------ DATASET

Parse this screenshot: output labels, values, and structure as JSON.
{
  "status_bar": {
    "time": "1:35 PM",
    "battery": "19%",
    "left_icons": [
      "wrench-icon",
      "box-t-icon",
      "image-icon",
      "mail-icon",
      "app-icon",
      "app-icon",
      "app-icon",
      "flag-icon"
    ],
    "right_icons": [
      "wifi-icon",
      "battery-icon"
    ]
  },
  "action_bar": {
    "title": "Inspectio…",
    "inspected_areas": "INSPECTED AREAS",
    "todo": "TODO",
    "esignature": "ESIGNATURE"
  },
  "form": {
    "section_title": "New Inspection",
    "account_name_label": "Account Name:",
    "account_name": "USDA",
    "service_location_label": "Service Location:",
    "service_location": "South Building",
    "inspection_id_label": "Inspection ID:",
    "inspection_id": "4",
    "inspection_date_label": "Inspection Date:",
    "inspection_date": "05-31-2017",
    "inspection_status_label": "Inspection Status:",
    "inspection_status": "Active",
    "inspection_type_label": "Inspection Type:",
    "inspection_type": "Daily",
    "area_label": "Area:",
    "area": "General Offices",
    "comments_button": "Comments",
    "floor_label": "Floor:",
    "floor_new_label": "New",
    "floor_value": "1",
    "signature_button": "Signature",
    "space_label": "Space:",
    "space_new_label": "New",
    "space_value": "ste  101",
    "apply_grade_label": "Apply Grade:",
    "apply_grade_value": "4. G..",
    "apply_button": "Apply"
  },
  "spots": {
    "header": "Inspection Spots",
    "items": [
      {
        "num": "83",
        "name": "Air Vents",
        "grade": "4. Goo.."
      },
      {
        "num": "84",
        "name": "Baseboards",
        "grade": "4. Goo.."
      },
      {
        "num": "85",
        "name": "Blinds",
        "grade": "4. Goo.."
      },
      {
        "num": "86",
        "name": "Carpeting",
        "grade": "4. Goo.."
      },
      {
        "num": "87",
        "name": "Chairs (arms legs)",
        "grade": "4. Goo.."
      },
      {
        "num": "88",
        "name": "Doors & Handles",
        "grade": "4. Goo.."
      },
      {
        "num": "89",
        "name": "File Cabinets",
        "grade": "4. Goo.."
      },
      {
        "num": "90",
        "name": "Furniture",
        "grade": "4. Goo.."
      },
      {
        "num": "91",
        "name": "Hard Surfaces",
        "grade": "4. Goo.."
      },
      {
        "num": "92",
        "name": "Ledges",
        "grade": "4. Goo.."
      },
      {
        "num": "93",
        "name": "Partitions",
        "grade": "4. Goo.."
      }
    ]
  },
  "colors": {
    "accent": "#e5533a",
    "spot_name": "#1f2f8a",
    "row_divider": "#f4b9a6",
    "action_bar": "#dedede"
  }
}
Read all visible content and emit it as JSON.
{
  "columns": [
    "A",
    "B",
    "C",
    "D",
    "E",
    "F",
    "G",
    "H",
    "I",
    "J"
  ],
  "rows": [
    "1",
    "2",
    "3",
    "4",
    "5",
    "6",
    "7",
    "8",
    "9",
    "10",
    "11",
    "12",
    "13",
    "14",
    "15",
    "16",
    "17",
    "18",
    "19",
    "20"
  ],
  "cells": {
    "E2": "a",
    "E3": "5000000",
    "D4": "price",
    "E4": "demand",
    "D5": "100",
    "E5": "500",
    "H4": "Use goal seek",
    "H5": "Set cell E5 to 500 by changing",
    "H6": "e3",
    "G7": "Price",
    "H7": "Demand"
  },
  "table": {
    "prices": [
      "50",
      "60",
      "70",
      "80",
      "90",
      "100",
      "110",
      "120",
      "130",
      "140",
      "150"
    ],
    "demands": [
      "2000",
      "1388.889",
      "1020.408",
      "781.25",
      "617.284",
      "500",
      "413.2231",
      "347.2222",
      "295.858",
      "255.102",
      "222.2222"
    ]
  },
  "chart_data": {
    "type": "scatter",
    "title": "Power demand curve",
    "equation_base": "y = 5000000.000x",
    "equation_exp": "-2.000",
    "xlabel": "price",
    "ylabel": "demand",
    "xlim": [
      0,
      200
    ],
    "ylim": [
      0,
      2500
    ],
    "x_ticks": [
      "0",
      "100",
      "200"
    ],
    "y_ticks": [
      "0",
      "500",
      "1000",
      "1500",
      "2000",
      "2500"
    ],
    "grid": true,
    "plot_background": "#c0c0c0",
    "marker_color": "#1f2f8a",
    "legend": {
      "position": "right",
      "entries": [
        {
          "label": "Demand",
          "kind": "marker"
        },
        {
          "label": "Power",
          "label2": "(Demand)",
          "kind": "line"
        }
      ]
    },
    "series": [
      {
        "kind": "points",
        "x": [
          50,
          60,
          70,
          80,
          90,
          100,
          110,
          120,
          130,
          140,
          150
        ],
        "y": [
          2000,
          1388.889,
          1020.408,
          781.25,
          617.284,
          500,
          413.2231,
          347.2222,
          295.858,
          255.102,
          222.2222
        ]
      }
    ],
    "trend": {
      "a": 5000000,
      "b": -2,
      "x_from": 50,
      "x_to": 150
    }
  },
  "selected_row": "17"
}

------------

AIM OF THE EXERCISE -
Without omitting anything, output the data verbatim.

WRITTEN SOLUTION -
Parse this screenshot: output labels, values, and structure as JSON.
{
  "status_bar": {
    "time": "1:35 PM",
    "battery": "19%",
    "left_icons": [
      "wrench-icon",
      "box-t-icon",
      "image-icon",
      "mail-icon",
      "app-icon",
      "app-icon",
      "app-icon",
      "flag-icon"
    ],
    "right_icons": [
      "wifi-icon",
      "battery-icon"
    ]
  },
  "action_bar": {
    "title": "Inspectio…",
    "inspected_areas": "INSPECTED AREAS",
    "todo": "TODO",
    "esignature": "ESIGNATURE"
  },
  "form": {
    "section_title": "New Inspection",
    "account_name_label": "Account Name:",
    "account_name": "USDA",
    "service_location_label": "Service Location:",
    "service_location": "South Building",
    "inspection_id_label": "Inspection ID:",
    "inspection_id": "4",
    "inspection_date_label": "Inspection Date:",
    "inspection_date": "05-31-2017",
    "inspection_status_label": "Inspection Status:",
    "inspection_status": "Active",
    "inspection_type_label": "Inspection Type:",
    "inspection_type": "Daily",
    "area_label": "Area:",
    "area": "General Offices",
    "comments_button": "Comments",
    "floor_label": "Floor:",
    "floor_new_label": "New",
    "floor_value": "1",
    "signature_button": "Signature",
    "space_label": "Space:",
    "space_new_label": "New",
    "space_value": "ste  101",
    "apply_grade_label": "Apply Grade:",
    "apply_grade_value": "4. G..",
    "apply_button": "Apply"
  },
  "spots": {
    "header": "Inspection Spots",
    "items": [
      {
        "num": "83",
        "name": "Air Vents",
        "grade": "4. Goo.."
      },
      {
        "num": "84",
        "name": "Baseboards",
        "grade": "4. Goo.."
      },
      {
        "num": "85",
        "name": "Blinds",
        "grade": "4. Goo.."
      },
      {
        "num": "86",
        "name": "Carpeting",
        "grade": "4. Goo.."
      },
      {
        "num": "87",
        "name": "Chairs (arms legs)",
        "grade": "4. Goo.."
      },
      {
        "num": "88",
        "name": "Doors & Handles",
        "grade": "4. Goo.."
      },
      {
        "num": "89",
        "name": "File Cabinets",
        "grade": "4. Goo.."
      },
      {
        "num": "90",
        "name": "Furniture",
        "grade": "4. Goo.."
      },
      {
        "num": "91",
        "name": "Hard Surfaces",
        "grade": "4. Goo.."
      },
      {
        "num": "92",
        "name": "Ledges",
        "grade": "4. Goo.."
      },
      {
        "num": "93",
        "name": "Partitions",
        "grade": "4. Goo.."
      }
    ]
  },
  "colors": {
    "accent": "#e5533a",
    "spot_name": "#1f2f8a",
    "row_divider": "#f4b9a6",
    "action_bar": "#dedede"
  }
}
Read all visible content and emit it as JSON.
{
  "columns": [
    "A",
    "B",
    "C",
    "D",
    "E",
    "F",
    "G",
    "H",
    "I",
    "J"
  ],
  "rows": [
    "1",
    "2",
    "3",
    "4",
    "5",
    "6",
    "7",
    "8",
    "9",
    "10",
    "11",
    "12",
    "13",
    "14",
    "15",
    "16",
    "17",
    "18",
    "19",
    "20"
  ],
  "cells": {
    "E2": "a",
    "E3": "5000000",
    "D4": "price",
    "E4": "demand",
    "D5": "100",
    "E5": "500",
    "H4": "Use goal seek",
    "H5": "Set cell E5 to 500 by changing",
    "H6": "e3",
    "G7": "Price",
    "H7": "Demand"
  },
  "table": {
    "prices": [
      "50",
      "60",
      "70",
      "80",
      "90",
      "100",
      "110",
      "120",
      "130",
      "140",
      "150"
    ],
    "demands": [
      "2000",
      "1388.889",
      "1020.408",
      "781.25",
      "617.284",
      "500",
      "413.2231",
      "347.2222",
      "295.858",
      "255.102",
      "222.2222"
    ]
  },
  "chart_data": {
    "type": "scatter",
    "title": "Power demand curve",
    "equation_base": "y = 5000000.000x",
    "equation_exp": "-2.000",
    "xlabel": "price",
    "ylabel": "demand",
    "xlim": [
      0,
      200
    ],
    "ylim": [
      0,
      2500
    ],
    "x_ticks": [
      "0",
      "100",
      "200"
    ],
    "y_ticks": [
      "0",
      "500",
      "1000",
      "1500",
      "2000",
      "2500"
    ],
    "grid": true,
    "plot_background": "#c0c0c0",
    "marker_color": "#1f2f8a",
    "legend": {
      "position": "right",
      "entries": [
        {
          "label": "Demand",
          "kind": "marker"
        },
        {
          "label": "Power",
          "label2": "(Demand)",
          "kind": "line"
        }
      ]
    },
    "series": [
      {
        "kind": "points",
        "x": [
          50,
          60,
          70,
          80,
          90,
          100,
          110,
          120,
          130,
          140,
          150
        ],
        "y": [
          2000,
          1388.889,
          1020.408,
          781.25,
          617.284,
          500,
          413.2231,
          347.2222,
          295.858,
          255.102,
          222.2222
        ]
      }
    ],
    "trend": {
      "a": 5000000,
      "b": -2,
      "x_from": 50,
      "x_to": 150
    }
  },
  "selected_row": "17"
}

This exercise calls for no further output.